* EXERCISE PROMPT: Find the string "true" in the records and copy each line where it occurs.
** DATA LISTING follows **
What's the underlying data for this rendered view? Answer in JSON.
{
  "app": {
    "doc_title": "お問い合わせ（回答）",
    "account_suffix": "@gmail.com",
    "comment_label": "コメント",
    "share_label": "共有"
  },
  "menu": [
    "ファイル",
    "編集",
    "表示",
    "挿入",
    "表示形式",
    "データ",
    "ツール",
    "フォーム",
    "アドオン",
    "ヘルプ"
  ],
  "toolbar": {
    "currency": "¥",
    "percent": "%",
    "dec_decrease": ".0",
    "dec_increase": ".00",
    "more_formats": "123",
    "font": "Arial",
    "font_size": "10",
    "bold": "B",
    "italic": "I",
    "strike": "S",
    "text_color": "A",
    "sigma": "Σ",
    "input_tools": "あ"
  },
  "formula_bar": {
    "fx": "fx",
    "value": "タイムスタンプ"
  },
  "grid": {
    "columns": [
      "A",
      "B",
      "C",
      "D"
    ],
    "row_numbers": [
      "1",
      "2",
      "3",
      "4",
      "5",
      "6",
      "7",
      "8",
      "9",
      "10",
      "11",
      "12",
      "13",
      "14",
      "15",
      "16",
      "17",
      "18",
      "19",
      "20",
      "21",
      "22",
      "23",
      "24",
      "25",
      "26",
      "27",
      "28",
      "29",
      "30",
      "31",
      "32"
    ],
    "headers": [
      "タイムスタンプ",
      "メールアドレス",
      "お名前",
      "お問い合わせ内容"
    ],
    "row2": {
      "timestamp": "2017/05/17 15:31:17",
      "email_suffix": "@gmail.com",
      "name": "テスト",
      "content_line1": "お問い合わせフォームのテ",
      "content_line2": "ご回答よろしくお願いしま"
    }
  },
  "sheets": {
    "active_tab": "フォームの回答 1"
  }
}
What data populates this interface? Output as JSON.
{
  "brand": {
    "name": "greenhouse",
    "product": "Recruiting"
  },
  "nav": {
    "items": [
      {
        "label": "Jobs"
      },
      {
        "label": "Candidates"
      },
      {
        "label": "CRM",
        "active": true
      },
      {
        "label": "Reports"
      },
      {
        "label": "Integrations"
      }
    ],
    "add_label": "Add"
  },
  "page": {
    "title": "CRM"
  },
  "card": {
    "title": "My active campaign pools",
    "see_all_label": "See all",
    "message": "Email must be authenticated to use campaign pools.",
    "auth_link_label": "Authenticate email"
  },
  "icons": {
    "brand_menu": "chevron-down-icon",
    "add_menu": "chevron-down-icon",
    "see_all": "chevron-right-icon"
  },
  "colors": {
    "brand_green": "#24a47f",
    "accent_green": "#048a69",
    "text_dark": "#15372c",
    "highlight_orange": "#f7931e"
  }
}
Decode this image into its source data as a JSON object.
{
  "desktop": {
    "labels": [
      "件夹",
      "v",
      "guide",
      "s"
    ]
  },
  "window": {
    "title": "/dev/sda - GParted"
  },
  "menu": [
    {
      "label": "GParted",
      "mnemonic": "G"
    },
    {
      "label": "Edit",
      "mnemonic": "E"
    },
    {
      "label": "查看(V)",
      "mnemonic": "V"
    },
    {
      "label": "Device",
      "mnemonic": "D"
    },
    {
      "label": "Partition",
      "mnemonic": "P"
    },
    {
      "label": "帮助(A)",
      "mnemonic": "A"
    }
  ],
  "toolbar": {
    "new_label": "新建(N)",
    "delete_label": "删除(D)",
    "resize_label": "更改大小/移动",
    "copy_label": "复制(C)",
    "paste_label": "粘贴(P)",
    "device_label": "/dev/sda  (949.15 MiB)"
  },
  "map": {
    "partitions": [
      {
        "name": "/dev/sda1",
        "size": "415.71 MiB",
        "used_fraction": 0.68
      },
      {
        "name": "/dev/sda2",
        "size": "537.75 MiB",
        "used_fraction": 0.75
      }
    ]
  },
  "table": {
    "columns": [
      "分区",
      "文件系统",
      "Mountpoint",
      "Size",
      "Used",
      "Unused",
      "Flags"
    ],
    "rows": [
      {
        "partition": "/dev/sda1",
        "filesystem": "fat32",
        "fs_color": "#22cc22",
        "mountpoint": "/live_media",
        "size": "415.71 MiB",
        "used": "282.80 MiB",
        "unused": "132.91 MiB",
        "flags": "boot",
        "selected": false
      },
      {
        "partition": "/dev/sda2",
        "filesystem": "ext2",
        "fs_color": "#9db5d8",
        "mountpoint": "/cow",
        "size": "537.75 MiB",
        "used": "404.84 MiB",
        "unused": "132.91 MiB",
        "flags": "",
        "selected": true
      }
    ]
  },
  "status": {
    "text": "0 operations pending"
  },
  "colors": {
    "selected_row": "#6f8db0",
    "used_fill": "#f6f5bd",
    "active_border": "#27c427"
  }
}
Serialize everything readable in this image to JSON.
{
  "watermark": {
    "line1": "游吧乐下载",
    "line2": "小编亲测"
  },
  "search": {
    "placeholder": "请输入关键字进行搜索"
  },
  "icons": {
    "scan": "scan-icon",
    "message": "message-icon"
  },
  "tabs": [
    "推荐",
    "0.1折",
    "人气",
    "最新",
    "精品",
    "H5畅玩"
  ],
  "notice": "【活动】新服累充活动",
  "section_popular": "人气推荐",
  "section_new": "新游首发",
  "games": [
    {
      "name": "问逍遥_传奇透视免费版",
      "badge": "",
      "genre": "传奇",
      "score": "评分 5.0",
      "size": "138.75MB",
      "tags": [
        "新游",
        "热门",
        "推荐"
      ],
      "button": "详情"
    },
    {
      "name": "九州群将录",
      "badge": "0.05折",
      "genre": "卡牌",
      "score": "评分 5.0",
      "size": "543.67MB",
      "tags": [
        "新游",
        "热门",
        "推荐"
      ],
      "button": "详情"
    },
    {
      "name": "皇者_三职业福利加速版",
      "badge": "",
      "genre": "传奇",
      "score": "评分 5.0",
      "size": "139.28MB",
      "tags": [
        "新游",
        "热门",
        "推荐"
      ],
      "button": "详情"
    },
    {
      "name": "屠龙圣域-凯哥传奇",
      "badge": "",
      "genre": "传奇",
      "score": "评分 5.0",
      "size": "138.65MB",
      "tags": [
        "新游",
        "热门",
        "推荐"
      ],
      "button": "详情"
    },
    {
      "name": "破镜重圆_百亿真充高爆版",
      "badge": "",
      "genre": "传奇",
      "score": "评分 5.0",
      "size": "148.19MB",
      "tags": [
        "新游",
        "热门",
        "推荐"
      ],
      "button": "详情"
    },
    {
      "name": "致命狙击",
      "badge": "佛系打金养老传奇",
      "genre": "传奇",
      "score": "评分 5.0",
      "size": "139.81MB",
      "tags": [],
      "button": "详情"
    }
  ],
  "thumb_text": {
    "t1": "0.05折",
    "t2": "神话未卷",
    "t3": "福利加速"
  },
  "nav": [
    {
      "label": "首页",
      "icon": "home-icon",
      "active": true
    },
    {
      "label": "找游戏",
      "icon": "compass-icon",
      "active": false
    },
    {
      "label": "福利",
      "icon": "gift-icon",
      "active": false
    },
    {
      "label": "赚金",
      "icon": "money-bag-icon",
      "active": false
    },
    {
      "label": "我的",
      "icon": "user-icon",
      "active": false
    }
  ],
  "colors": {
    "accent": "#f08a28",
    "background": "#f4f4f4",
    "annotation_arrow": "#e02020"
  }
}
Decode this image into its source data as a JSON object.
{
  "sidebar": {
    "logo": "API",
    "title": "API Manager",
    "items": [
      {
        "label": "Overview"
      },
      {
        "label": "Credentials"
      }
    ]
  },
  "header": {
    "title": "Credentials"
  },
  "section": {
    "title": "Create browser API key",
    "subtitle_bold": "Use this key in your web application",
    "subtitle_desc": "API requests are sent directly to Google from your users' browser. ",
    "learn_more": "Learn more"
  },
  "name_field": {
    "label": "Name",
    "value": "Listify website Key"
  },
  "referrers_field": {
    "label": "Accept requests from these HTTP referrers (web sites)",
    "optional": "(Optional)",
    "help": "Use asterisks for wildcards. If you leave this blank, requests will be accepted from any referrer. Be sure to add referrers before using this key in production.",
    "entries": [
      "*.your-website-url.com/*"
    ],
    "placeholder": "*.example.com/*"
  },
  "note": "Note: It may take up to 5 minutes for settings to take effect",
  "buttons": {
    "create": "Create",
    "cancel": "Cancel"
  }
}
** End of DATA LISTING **
* SOLUTION TO THE EXERCISE:
        "active": true
        "selected": true
      "active": true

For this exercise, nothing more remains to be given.